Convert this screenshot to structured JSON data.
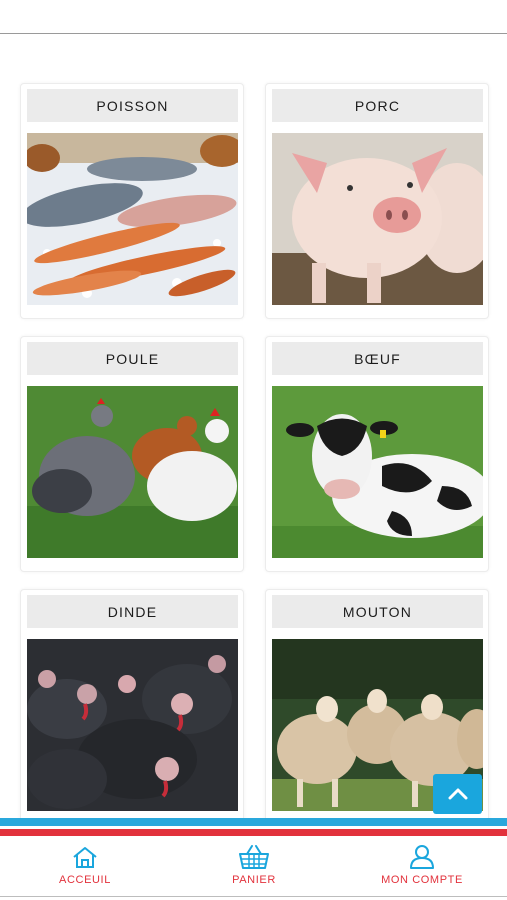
{
  "categories": [
    {
      "name": "POISSON",
      "image": "fish-on-ice-photo"
    },
    {
      "name": "PORC",
      "image": "pig-photo"
    },
    {
      "name": "POULE",
      "image": "hens-photo"
    },
    {
      "name": "BŒUF",
      "image": "cow-photo"
    },
    {
      "name": "DINDE",
      "image": "turkeys-photo"
    },
    {
      "name": "MOUTON",
      "image": "sheep-photo"
    }
  ],
  "scroll_top": {
    "icon": "chevron-up-icon"
  },
  "bottom_nav": {
    "items": [
      {
        "label": "ACCEUIL",
        "icon": "home-icon"
      },
      {
        "label": "PANIER",
        "icon": "basket-icon"
      },
      {
        "label": "MON COMPTE",
        "icon": "user-icon"
      }
    ]
  },
  "colors": {
    "accent_blue": "#2aa8dc",
    "accent_red": "#e2323c",
    "label_bg": "#ebebeb"
  }
}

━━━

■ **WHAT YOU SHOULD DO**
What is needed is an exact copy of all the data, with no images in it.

■ **EXPECTED OUTPUT**
Convert this screenshot to structured JSON data.
{
  "categories": [
    {
      "name": "POISSON",
      "image": "fish-on-ice-photo"
    },
    {
      "name": "PORC",
      "image": "pig-photo"
    },
    {
      "name": "POULE",
      "image": "hens-photo"
    },
    {
      "name": "BŒUF",
      "image": "cow-photo"
    },
    {
      "name": "DINDE",
      "image": "turkeys-photo"
    },
    {
      "name": "MOUTON",
      "image": "sheep-photo"
    }
  ],
  "scroll_top": {
    "icon": "chevron-up-icon"
  },
  "bottom_nav": {
    "items": [
      {
        "label": "ACCEUIL",
        "icon": "home-icon"
      },
      {
        "label": "PANIER",
        "icon": "basket-icon"
      },
      {
        "label": "MON COMPTE",
        "icon": "user-icon"
      }
    ]
  },
  "colors": {
    "accent_blue": "#2aa8dc",
    "accent_red": "#e2323c",
    "label_bg": "#ebebeb"
  }
}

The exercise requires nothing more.